Through experimentation, we learned that people were able to navigate the site smoothly in both treatments, and we didn’t see a significant change in core metrics. With the exposure of Bookmarks and Lists in the navigation, we saw an increase in the usage of those features and are actively thinking about making those experiences better. We also identified areas of improvement like Tweeting: we found that the modal compose pattern created more friction when Tweeting which impacted some of our Tweeting related metrics and also heard this in feedback. We used this information to bring an inline composer to the new twitter.com and invest in our composition experience.
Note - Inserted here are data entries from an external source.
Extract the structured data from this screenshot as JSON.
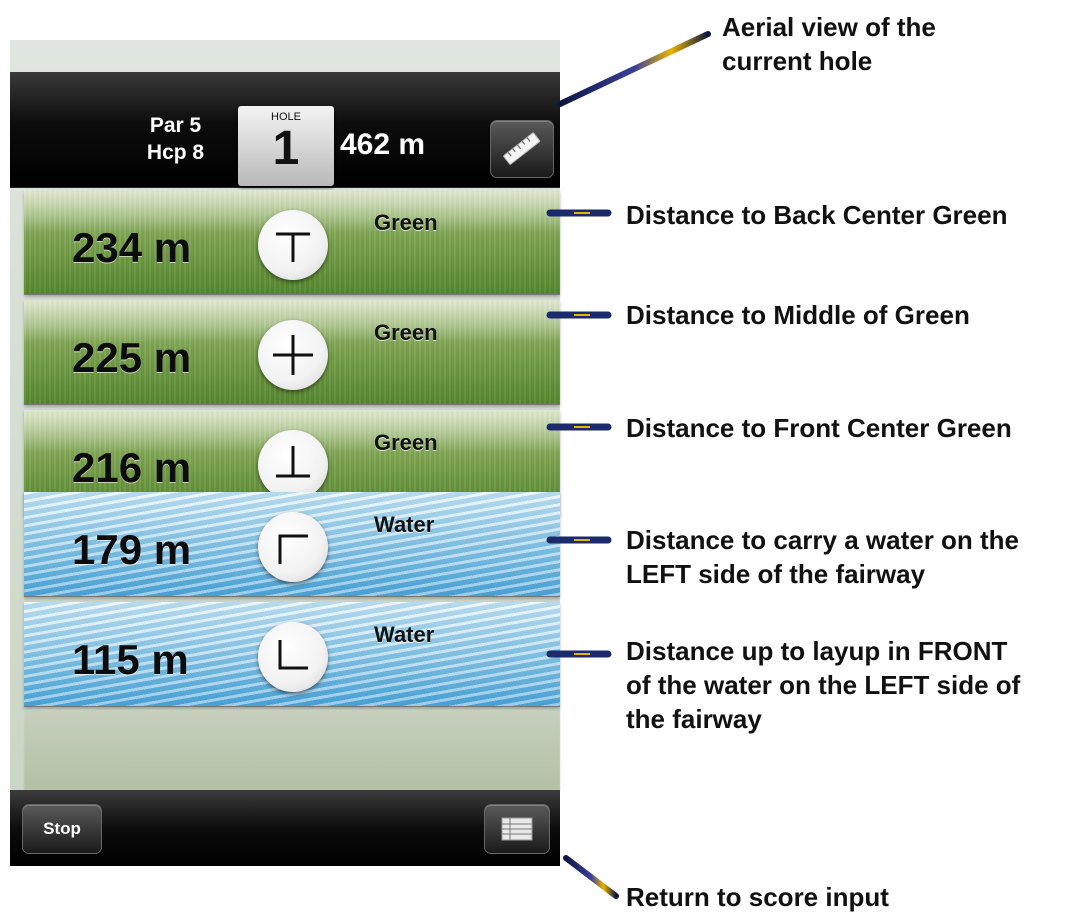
{
  "header": {
    "par": "Par 5",
    "hcp": "Hcp 8",
    "hole_label": "HOLE",
    "hole_number": "1",
    "hole_distance": "462 m",
    "aerial_icon": "ruler-icon"
  },
  "rows": [
    {
      "distance": "234 m",
      "target": "Green",
      "icon": "back-center-icon",
      "terrain": "green"
    },
    {
      "distance": "225 m",
      "target": "Green",
      "icon": "middle-cross-icon",
      "terrain": "green"
    },
    {
      "distance": "216 m",
      "target": "Green",
      "icon": "front-center-icon",
      "terrain": "green"
    },
    {
      "distance": "179 m",
      "target": "Water",
      "icon": "carry-corner-icon",
      "terrain": "water"
    },
    {
      "distance": "115 m",
      "target": "Water",
      "icon": "layup-corner-icon",
      "terrain": "water"
    }
  ],
  "footer": {
    "stop_label": "Stop",
    "score_icon": "scorecard-icon"
  },
  "annotations": {
    "aerial_line1": "Aerial view of the",
    "aerial_line2": "current hole",
    "back_center": "Distance to Back Center Green",
    "middle": "Distance to Middle of Green",
    "front_center": "Distance to Front Center Green",
    "carry_line1": "Distance to carry a water on the",
    "carry_line2": "LEFT side of the fairway",
    "layup_line1": "Distance up to layup in FRONT",
    "layup_line2": "of the water on the LEFT side of",
    "layup_line3": "the fairway",
    "score": "Return to score input"
  },
  "colors": {
    "pointer": "#1a2a6a",
    "pointer_highlight": "#e8b400",
    "green_dark": "#56882e",
    "water_dark": "#4aa2d6"
  }
}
After synthesizing the experiment data and qualitative feedback, we set out to address the most critical pain points before we launched this experience to everyone. We had a tough choice to make: when to ship? We knew there was still feedback that we needed to address, but we also knew that most of the people using twitter.com were on the old site and weren’t getting updates like Account switching, Bookmarks and Explore. We made the decision to address what we thought were the most important points of feedback (which came down to a list of 4-5 items) before shipping it to everyone, followed by a list of fast follows that we prioritized using insights from experimentation and feedback.
We started rolling out the new twitter.com on July 15th, 2019 and have been watching metrics and listening to feedback as we have with every other milestone. Milestone 6 is still in progress, so you’ll hear about that soon!
Over the course of this project, we learned that setting criteria early in the process to prioritize our milestones was important to drive the product forward and continuously add value for people who use twitter.com. Criteria helps you take an objective approach to prioritization that is consistent and fast.
In addition to our internal prioritization framework, developing publicly and in the open was important too - we knew we might not have made the right prioritization calls and listening to feedback from people who use the product can help us course correct earlier rather than later. With the logged in launch, the feedback loop hasn’t stopped and we’re excited to keep improving twitter.com together.